- Opening Delimiter -

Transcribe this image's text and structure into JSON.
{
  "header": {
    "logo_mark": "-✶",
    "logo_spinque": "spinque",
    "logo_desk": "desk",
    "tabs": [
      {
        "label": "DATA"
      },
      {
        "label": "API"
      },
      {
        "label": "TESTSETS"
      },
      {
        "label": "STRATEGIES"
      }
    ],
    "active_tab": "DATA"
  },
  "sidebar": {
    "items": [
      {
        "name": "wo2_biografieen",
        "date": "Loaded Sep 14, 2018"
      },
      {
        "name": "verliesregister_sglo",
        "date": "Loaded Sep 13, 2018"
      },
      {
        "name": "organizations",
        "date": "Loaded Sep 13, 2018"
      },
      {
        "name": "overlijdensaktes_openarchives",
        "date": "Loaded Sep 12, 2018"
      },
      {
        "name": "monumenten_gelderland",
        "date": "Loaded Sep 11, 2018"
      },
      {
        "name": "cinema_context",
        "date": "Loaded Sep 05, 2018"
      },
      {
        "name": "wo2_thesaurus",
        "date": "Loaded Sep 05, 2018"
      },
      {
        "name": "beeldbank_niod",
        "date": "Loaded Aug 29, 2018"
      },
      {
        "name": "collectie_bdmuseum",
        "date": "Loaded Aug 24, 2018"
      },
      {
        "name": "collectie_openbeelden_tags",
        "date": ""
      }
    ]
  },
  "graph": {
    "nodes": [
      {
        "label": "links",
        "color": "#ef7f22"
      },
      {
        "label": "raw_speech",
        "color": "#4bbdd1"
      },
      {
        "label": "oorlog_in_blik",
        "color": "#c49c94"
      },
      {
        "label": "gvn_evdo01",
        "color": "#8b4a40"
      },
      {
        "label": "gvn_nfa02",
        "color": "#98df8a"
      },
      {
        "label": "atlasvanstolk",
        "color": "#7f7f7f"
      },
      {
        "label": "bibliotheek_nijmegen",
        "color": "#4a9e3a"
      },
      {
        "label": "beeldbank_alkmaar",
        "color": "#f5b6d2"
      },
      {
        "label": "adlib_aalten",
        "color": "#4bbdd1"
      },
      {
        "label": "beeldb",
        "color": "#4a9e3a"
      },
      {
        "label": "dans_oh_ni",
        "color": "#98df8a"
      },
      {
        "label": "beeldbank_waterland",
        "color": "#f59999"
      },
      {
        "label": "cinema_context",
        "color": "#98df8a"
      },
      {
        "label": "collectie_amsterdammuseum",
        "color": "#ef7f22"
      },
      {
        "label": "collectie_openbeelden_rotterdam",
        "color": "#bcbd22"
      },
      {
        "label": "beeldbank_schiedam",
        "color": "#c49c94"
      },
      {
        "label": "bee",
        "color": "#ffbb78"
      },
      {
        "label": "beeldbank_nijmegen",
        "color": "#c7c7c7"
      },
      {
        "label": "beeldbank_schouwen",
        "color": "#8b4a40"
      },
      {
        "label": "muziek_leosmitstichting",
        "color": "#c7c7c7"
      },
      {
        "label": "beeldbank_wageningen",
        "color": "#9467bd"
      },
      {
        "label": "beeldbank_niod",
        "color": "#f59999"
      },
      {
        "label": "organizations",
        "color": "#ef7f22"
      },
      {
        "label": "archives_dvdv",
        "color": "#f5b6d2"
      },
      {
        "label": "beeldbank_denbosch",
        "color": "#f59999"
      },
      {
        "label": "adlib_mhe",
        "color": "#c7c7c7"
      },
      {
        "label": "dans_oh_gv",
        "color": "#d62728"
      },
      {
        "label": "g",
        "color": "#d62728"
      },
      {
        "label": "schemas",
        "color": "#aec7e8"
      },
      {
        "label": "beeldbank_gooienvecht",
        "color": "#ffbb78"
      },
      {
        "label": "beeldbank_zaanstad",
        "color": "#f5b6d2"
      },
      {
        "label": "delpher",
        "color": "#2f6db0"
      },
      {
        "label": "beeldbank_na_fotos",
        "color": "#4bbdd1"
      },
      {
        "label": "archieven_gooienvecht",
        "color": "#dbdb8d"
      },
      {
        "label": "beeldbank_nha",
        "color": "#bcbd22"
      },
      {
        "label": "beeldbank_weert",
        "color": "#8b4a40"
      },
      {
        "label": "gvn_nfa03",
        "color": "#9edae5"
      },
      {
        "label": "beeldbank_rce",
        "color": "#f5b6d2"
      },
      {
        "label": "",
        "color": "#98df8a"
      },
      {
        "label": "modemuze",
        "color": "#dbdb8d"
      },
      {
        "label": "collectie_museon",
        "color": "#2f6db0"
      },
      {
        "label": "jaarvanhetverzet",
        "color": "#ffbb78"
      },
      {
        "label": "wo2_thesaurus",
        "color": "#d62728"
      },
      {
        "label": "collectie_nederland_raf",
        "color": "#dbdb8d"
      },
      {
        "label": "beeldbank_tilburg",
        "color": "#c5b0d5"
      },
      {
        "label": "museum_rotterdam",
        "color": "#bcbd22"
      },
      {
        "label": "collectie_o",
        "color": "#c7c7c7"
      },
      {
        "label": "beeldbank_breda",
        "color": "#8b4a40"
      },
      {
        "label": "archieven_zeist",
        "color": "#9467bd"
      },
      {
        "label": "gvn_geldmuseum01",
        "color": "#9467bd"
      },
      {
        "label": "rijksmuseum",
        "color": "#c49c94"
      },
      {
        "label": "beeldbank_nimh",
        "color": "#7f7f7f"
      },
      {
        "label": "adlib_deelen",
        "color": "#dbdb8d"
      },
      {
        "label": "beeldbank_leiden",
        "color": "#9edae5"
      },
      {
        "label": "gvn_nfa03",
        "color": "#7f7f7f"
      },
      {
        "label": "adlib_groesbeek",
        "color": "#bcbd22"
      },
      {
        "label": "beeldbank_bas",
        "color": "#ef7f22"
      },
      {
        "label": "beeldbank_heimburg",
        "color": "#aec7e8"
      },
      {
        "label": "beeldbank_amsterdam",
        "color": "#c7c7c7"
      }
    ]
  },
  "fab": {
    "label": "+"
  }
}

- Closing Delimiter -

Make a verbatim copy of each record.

Written answer
Transcribe this image's text and structure into JSON.
{
  "header": {
    "logo_mark": "-✶",
    "logo_spinque": "spinque",
    "logo_desk": "desk",
    "tabs": [
      {
        "label": "DATA"
      },
      {
        "label": "API"
      },
      {
        "label": "TESTSETS"
      },
      {
        "label": "STRATEGIES"
      }
    ],
    "active_tab": "DATA"
  },
  "sidebar": {
    "items": [
      {
        "name": "wo2_biografieen",
        "date": "Loaded Sep 14, 2018"
      },
      {
        "name": "verliesregister_sglo",
        "date": "Loaded Sep 13, 2018"
      },
      {
        "name": "organizations",
        "date": "Loaded Sep 13, 2018"
      },
      {
        "name": "overlijdensaktes_openarchives",
        "date": "Loaded Sep 12, 2018"
      },
      {
        "name": "monumenten_gelderland",
        "date": "Loaded Sep 11, 2018"
      },
      {
        "name": "cinema_context",
        "date": "Loaded Sep 05, 2018"
      },
      {
        "name": "wo2_thesaurus",
        "date": "Loaded Sep 05, 2018"
      },
      {
        "name": "beeldbank_niod",
        "date": "Loaded Aug 29, 2018"
      },
      {
        "name": "collectie_bdmuseum",
        "date": "Loaded Aug 24, 2018"
      },
      {
        "name": "collectie_openbeelden_tags",
        "date": ""
      }
    ]
  },
  "graph": {
    "nodes": [
      {
        "label": "links",
        "color": "#ef7f22"
      },
      {
        "label": "raw_speech",
        "color": "#4bbdd1"
      },
      {
        "label": "oorlog_in_blik",
        "color": "#c49c94"
      },
      {
        "label": "gvn_evdo01",
        "color": "#8b4a40"
      },
      {
        "label": "gvn_nfa02",
        "color": "#98df8a"
      },
      {
        "label": "atlasvanstolk",
        "color": "#7f7f7f"
      },
      {
        "label": "bibliotheek_nijmegen",
        "color": "#4a9e3a"
      },
      {
        "label": "beeldbank_alkmaar",
        "color": "#f5b6d2"
      },
      {
        "label": "adlib_aalten",
        "color": "#4bbdd1"
      },
      {
        "label": "beeldb",
        "color": "#4a9e3a"
      },
      {
        "label": "dans_oh_ni",
        "color": "#98df8a"
      },
      {
        "label": "beeldbank_waterland",
        "color": "#f59999"
      },
      {
        "label": "cinema_context",
        "color": "#98df8a"
      },
      {
        "label": "collectie_amsterdammuseum",
        "color": "#ef7f22"
      },
      {
        "label": "collectie_openbeelden_rotterdam",
        "color": "#bcbd22"
      },
      {
        "label": "beeldbank_schiedam",
        "color": "#c49c94"
      },
      {
        "label": "bee",
        "color": "#ffbb78"
      },
      {
        "label": "beeldbank_nijmegen",
        "color": "#c7c7c7"
      },
      {
        "label": "beeldbank_schouwen",
        "color": "#8b4a40"
      },
      {
        "label": "muziek_leosmitstichting",
        "color": "#c7c7c7"
      },
      {
        "label": "beeldbank_wageningen",
        "color": "#9467bd"
      },
      {
        "label": "beeldbank_niod",
        "color": "#f59999"
      },
      {
        "label": "organizations",
        "color": "#ef7f22"
      },
      {
        "label": "archives_dvdv",
        "color": "#f5b6d2"
      },
      {
        "label": "beeldbank_denbosch",
        "color": "#f59999"
      },
      {
        "label": "adlib_mhe",
        "color": "#c7c7c7"
      },
      {
        "label": "dans_oh_gv",
        "color": "#d62728"
      },
      {
        "label": "g",
        "color": "#d62728"
      },
      {
        "label": "schemas",
        "color": "#aec7e8"
      },
      {
        "label": "beeldbank_gooienvecht",
        "color": "#ffbb78"
      },
      {
        "label": "beeldbank_zaanstad",
        "color": "#f5b6d2"
      },
      {
        "label": "delpher",
        "color": "#2f6db0"
      },
      {
        "label": "beeldbank_na_fotos",
        "color": "#4bbdd1"
      },
      {
        "label": "archieven_gooienvecht",
        "color": "#dbdb8d"
      },
      {
        "label": "beeldbank_nha",
        "color": "#bcbd22"
      },
      {
        "label": "beeldbank_weert",
        "color": "#8b4a40"
      },
      {
        "label": "gvn_nfa03",
        "color": "#9edae5"
      },
      {
        "label": "beeldbank_rce",
        "color": "#f5b6d2"
      },
      {
        "label": "",
        "color": "#98df8a"
      },
      {
        "label": "modemuze",
        "color": "#dbdb8d"
      },
      {
        "label": "collectie_museon",
        "color": "#2f6db0"
      },
      {
        "label": "jaarvanhetverzet",
        "color": "#ffbb78"
      },
      {
        "label": "wo2_thesaurus",
        "color": "#d62728"
      },
      {
        "label": "collectie_nederland_raf",
        "color": "#dbdb8d"
      },
      {
        "label": "beeldbank_tilburg",
        "color": "#c5b0d5"
      },
      {
        "label": "museum_rotterdam",
        "color": "#bcbd22"
      },
      {
        "label": "collectie_o",
        "color": "#c7c7c7"
      },
      {
        "label": "beeldbank_breda",
        "color": "#8b4a40"
      },
      {
        "label": "archieven_zeist",
        "color": "#9467bd"
      },
      {
        "label": "gvn_geldmuseum01",
        "color": "#9467bd"
      },
      {
        "label": "rijksmuseum",
        "color": "#c49c94"
      },
      {
        "label": "beeldbank_nimh",
        "color": "#7f7f7f"
      },
      {
        "label": "adlib_deelen",
        "color": "#dbdb8d"
      },
      {
        "label": "beeldbank_leiden",
        "color": "#9edae5"
      },
      {
        "label": "gvn_nfa03",
        "color": "#7f7f7f"
      },
      {
        "label": "adlib_groesbeek",
        "color": "#bcbd22"
      },
      {
        "label": "beeldbank_bas",
        "color": "#ef7f22"
      },
      {
        "label": "beeldbank_heimburg",
        "color": "#aec7e8"
      },
      {
        "label": "beeldbank_amsterdam",
        "color": "#c7c7c7"
      }
    ]
  },
  "fab": {
    "label": "+"
  }
}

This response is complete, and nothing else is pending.